**Interface dataset entries:**
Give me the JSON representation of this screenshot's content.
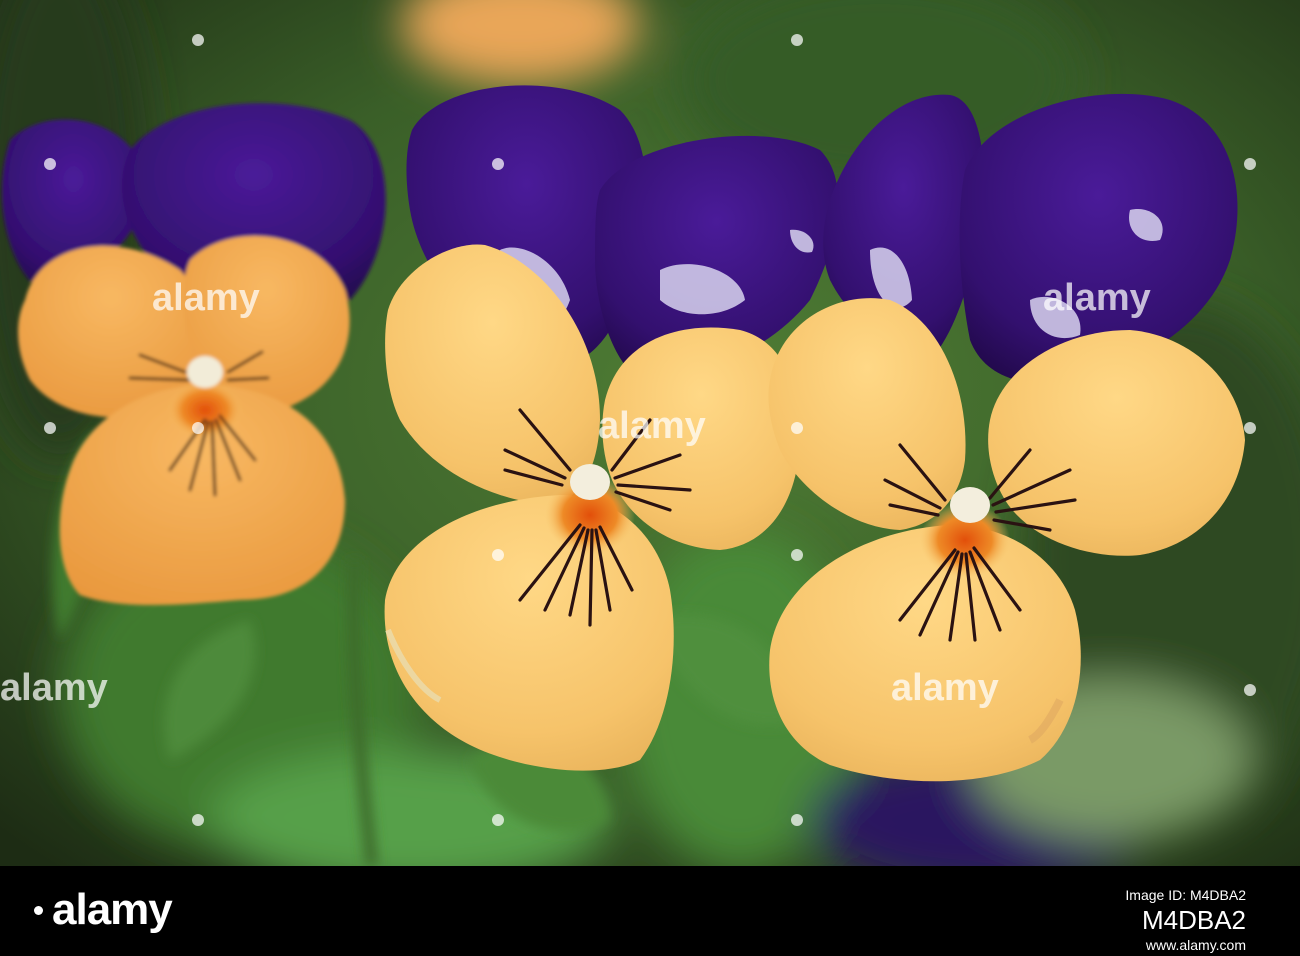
{
  "scene": {
    "subject": "viola flowers",
    "colors": {
      "background_green": "#3f6b2c",
      "background_dark": "#1f3016",
      "upper_petal_purple": "#35107a",
      "lower_petal_yellow": "#f6c66a",
      "left_flower_orange": "#f3a94e",
      "throat_orange": "#e36a14",
      "vein_dark": "#2b1a1a",
      "footer": "#000000"
    }
  },
  "watermark": {
    "text": "alamy"
  },
  "footer": {
    "logo": "alamy",
    "image_id_label": "Image ID: M4DBA2",
    "image_id": "M4DBA2",
    "site": "www.alamy.com"
  }
}
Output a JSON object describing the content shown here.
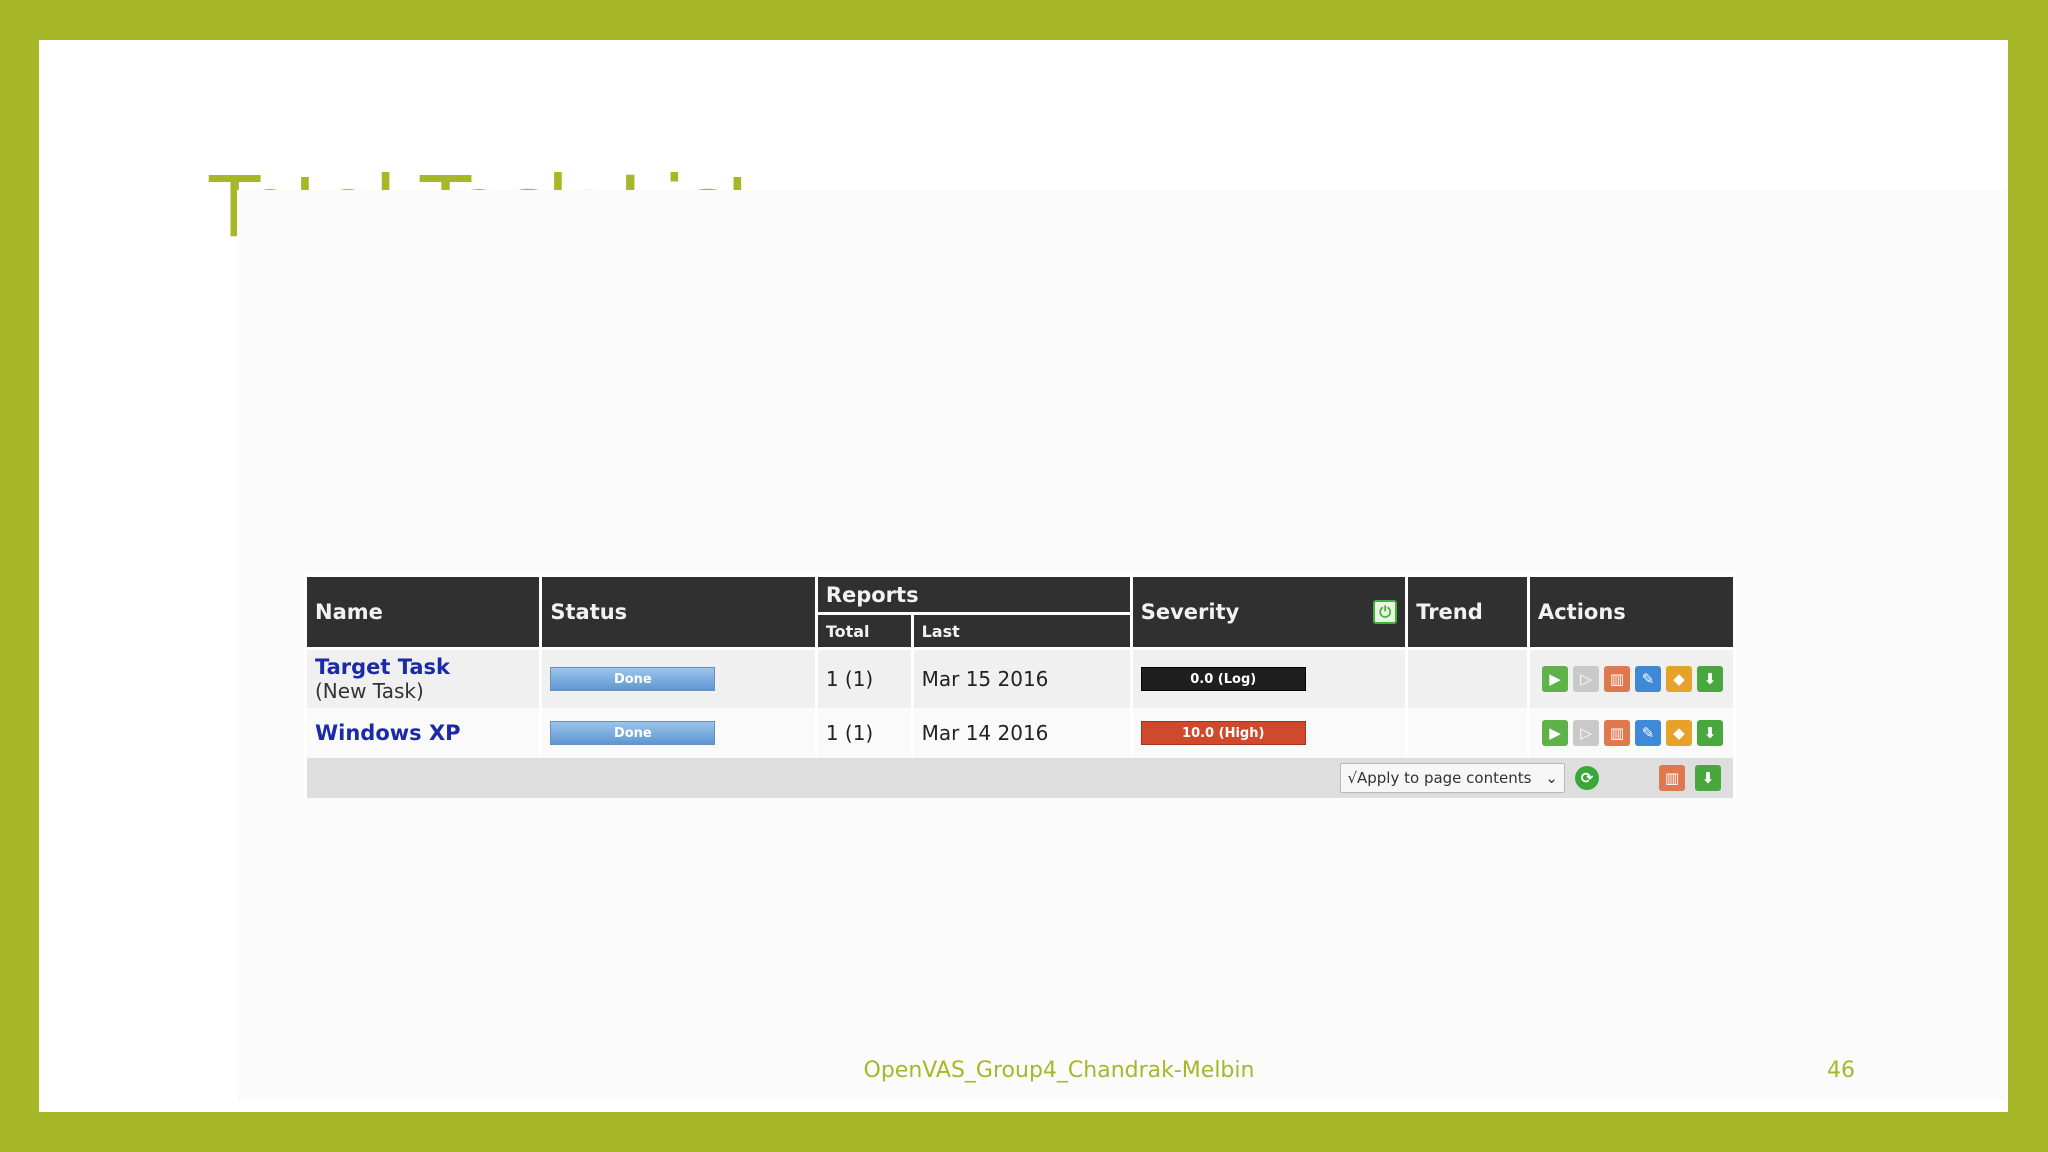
{
  "slide": {
    "title": "Total Task List",
    "footer": "OpenVAS_Group4_Chandrak-Melbin",
    "page_number": "46"
  },
  "table": {
    "headers": {
      "name": "Name",
      "status": "Status",
      "reports": "Reports",
      "reports_total": "Total",
      "reports_last": "Last",
      "severity": "Severity",
      "trend": "Trend",
      "actions": "Actions"
    },
    "rows": [
      {
        "name": "Target Task",
        "comment": "(New Task)",
        "status": "Done",
        "total": "1 (1)",
        "last": "Mar 15 2016",
        "severity": "0.0 (Log)",
        "severity_color": "#1f1f1f",
        "trend": ""
      },
      {
        "name": "Windows XP",
        "comment": "",
        "status": "Done",
        "total": "1 (1)",
        "last": "Mar 14 2016",
        "severity": "10.0 (High)",
        "severity_color": "#cf4a2c",
        "trend": ""
      }
    ],
    "action_icons": [
      "start-icon",
      "resume-icon",
      "trash-icon",
      "edit-icon",
      "export-icon",
      "download-icon"
    ],
    "footer": {
      "apply_select": "√Apply to page contents",
      "bulk_icons": [
        "refresh-icon",
        "trash-icon",
        "download-icon"
      ]
    }
  },
  "colors": {
    "accent": "#a6b728",
    "header_bg": "#303030",
    "link": "#1a2aa8"
  }
}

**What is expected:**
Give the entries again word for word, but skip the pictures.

**Answer to the exercise:**
Give me the JSON representation of this screenshot's content.
{
  "scene": {
    "subject": "viola flowers",
    "colors": {
      "background_green": "#3f6b2c",
      "background_dark": "#1f3016",
      "upper_petal_purple": "#35107a",
      "lower_petal_yellow": "#f6c66a",
      "left_flower_orange": "#f3a94e",
      "throat_orange": "#e36a14",
      "vein_dark": "#2b1a1a",
      "footer": "#000000"
    }
  },
  "watermark": {
    "text": "alamy"
  },
  "footer": {
    "logo": "alamy",
    "image_id_label": "Image ID: M4DBA2",
    "image_id": "M4DBA2",
    "site": "www.alamy.com"
  }
}
Output a JSON object describing the content shown here.
{
  "slide": {
    "title": "Total Task List",
    "footer": "OpenVAS_Group4_Chandrak-Melbin",
    "page_number": "46"
  },
  "table": {
    "headers": {
      "name": "Name",
      "status": "Status",
      "reports": "Reports",
      "reports_total": "Total",
      "reports_last": "Last",
      "severity": "Severity",
      "trend": "Trend",
      "actions": "Actions"
    },
    "rows": [
      {
        "name": "Target Task",
        "comment": "(New Task)",
        "status": "Done",
        "total": "1 (1)",
        "last": "Mar 15 2016",
        "severity": "0.0 (Log)",
        "severity_color": "#1f1f1f",
        "trend": ""
      },
      {
        "name": "Windows XP",
        "comment": "",
        "status": "Done",
        "total": "1 (1)",
        "last": "Mar 14 2016",
        "severity": "10.0 (High)",
        "severity_color": "#cf4a2c",
        "trend": ""
      }
    ],
    "action_icons": [
      "start-icon",
      "resume-icon",
      "trash-icon",
      "edit-icon",
      "export-icon",
      "download-icon"
    ],
    "footer": {
      "apply_select": "√Apply to page contents",
      "bulk_icons": [
        "refresh-icon",
        "trash-icon",
        "download-icon"
      ]
    }
  },
  "colors": {
    "accent": "#a6b728",
    "header_bg": "#303030",
    "link": "#1a2aa8"
  }
}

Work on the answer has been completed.